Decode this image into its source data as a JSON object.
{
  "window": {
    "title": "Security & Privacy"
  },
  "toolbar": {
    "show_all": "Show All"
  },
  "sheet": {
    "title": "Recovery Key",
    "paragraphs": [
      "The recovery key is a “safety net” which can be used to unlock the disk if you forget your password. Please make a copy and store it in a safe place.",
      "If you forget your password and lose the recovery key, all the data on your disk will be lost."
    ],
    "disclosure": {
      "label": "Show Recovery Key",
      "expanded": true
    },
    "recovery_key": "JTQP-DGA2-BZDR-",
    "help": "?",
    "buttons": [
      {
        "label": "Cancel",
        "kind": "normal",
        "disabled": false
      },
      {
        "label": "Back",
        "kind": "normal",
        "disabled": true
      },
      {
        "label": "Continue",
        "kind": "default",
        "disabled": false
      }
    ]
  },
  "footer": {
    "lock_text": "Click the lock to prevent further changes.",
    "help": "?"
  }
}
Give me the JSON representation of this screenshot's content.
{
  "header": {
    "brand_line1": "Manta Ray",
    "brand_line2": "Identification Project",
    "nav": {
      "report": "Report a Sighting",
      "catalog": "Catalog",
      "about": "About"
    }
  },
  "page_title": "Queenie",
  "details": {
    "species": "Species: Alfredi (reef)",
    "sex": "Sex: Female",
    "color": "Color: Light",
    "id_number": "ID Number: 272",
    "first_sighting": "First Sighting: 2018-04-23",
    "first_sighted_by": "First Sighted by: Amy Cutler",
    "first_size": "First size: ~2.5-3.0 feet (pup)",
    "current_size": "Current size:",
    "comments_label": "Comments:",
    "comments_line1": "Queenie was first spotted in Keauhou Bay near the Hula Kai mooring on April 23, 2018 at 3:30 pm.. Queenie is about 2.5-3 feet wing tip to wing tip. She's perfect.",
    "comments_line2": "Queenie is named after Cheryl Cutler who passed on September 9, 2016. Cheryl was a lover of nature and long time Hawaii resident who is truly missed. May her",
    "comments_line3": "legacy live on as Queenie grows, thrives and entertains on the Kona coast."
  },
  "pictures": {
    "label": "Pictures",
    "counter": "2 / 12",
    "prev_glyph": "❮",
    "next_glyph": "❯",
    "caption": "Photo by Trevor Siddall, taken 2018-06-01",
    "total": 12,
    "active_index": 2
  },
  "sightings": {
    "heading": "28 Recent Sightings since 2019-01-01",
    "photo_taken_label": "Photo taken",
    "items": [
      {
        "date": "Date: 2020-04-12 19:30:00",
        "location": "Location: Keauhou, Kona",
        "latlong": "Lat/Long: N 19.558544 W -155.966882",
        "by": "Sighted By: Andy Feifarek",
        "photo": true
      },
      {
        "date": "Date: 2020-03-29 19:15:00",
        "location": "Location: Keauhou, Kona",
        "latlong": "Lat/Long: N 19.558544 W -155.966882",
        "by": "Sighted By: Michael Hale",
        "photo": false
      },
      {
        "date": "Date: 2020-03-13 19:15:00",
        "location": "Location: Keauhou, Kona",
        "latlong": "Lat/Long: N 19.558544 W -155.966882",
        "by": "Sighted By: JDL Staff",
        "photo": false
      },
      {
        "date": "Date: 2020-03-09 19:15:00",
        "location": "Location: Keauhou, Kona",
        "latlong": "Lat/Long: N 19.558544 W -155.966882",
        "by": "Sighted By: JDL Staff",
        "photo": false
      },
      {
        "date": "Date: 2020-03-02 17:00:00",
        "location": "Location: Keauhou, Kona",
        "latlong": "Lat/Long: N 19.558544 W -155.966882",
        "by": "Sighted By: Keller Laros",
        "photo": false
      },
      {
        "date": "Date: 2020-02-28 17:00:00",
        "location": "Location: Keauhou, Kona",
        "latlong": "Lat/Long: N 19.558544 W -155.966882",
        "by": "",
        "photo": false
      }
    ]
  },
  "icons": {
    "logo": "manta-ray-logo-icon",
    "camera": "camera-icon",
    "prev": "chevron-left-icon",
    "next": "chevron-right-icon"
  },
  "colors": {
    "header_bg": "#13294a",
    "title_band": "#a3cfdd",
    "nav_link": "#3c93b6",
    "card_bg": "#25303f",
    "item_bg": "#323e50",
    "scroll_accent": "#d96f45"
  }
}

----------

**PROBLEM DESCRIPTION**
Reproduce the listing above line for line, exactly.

**RESPONSE BELOW**
Decode this image into its source data as a JSON object.
{
  "window": {
    "title": "Security & Privacy"
  },
  "toolbar": {
    "show_all": "Show All"
  },
  "sheet": {
    "title": "Recovery Key",
    "paragraphs": [
      "The recovery key is a “safety net” which can be used to unlock the disk if you forget your password. Please make a copy and store it in a safe place.",
      "If you forget your password and lose the recovery key, all the data on your disk will be lost."
    ],
    "disclosure": {
      "label": "Show Recovery Key",
      "expanded": true
    },
    "recovery_key": "JTQP-DGA2-BZDR-",
    "help": "?",
    "buttons": [
      {
        "label": "Cancel",
        "kind": "normal",
        "disabled": false
      },
      {
        "label": "Back",
        "kind": "normal",
        "disabled": true
      },
      {
        "label": "Continue",
        "kind": "default",
        "disabled": false
      }
    ]
  },
  "footer": {
    "lock_text": "Click the lock to prevent further changes.",
    "help": "?"
  }
}
Give me the JSON representation of this screenshot's content.
{
  "header": {
    "brand_line1": "Manta Ray",
    "brand_line2": "Identification Project",
    "nav": {
      "report": "Report a Sighting",
      "catalog": "Catalog",
      "about": "About"
    }
  },
  "page_title": "Queenie",
  "details": {
    "species": "Species: Alfredi (reef)",
    "sex": "Sex: Female",
    "color": "Color: Light",
    "id_number": "ID Number: 272",
    "first_sighting": "First Sighting: 2018-04-23",
    "first_sighted_by": "First Sighted by: Amy Cutler",
    "first_size": "First size: ~2.5-3.0 feet (pup)",
    "current_size": "Current size:",
    "comments_label": "Comments:",
    "comments_line1": "Queenie was first spotted in Keauhou Bay near the Hula Kai mooring on April 23, 2018 at 3:30 pm.. Queenie is about 2.5-3 feet wing tip to wing tip. She's perfect.",
    "comments_line2": "Queenie is named after Cheryl Cutler who passed on September 9, 2016. Cheryl was a lover of nature and long time Hawaii resident who is truly missed. May her",
    "comments_line3": "legacy live on as Queenie grows, thrives and entertains on the Kona coast."
  },
  "pictures": {
    "label": "Pictures",
    "counter": "2 / 12",
    "prev_glyph": "❮",
    "next_glyph": "❯",
    "caption": "Photo by Trevor Siddall, taken 2018-06-01",
    "total": 12,
    "active_index": 2
  },
  "sightings": {
    "heading": "28 Recent Sightings since 2019-01-01",
    "photo_taken_label": "Photo taken",
    "items": [
      {
        "date": "Date: 2020-04-12 19:30:00",
        "location": "Location: Keauhou, Kona",
        "latlong": "Lat/Long: N 19.558544 W -155.966882",
        "by": "Sighted By: Andy Feifarek",
        "photo": true
      },
      {
        "date": "Date: 2020-03-29 19:15:00",
        "location": "Location: Keauhou, Kona",
        "latlong": "Lat/Long: N 19.558544 W -155.966882",
        "by": "Sighted By: Michael Hale",
        "photo": false
      },
      {
        "date": "Date: 2020-03-13 19:15:00",
        "location": "Location: Keauhou, Kona",
        "latlong": "Lat/Long: N 19.558544 W -155.966882",
        "by": "Sighted By: JDL Staff",
        "photo": false
      },
      {
        "date": "Date: 2020-03-09 19:15:00",
        "location": "Location: Keauhou, Kona",
        "latlong": "Lat/Long: N 19.558544 W -155.966882",
        "by": "Sighted By: JDL Staff",
        "photo": false
      },
      {
        "date": "Date: 2020-03-02 17:00:00",
        "location": "Location: Keauhou, Kona",
        "latlong": "Lat/Long: N 19.558544 W -155.966882",
        "by": "Sighted By: Keller Laros",
        "photo": false
      },
      {
        "date": "Date: 2020-02-28 17:00:00",
        "location": "Location: Keauhou, Kona",
        "latlong": "Lat/Long: N 19.558544 W -155.966882",
        "by": "",
        "photo": false
      }
    ]
  },
  "icons": {
    "logo": "manta-ray-logo-icon",
    "camera": "camera-icon",
    "prev": "chevron-left-icon",
    "next": "chevron-right-icon"
  },
  "colors": {
    "header_bg": "#13294a",
    "title_band": "#a3cfdd",
    "nav_link": "#3c93b6",
    "card_bg": "#25303f",
    "item_bg": "#323e50",
    "scroll_accent": "#d96f45"
  }
}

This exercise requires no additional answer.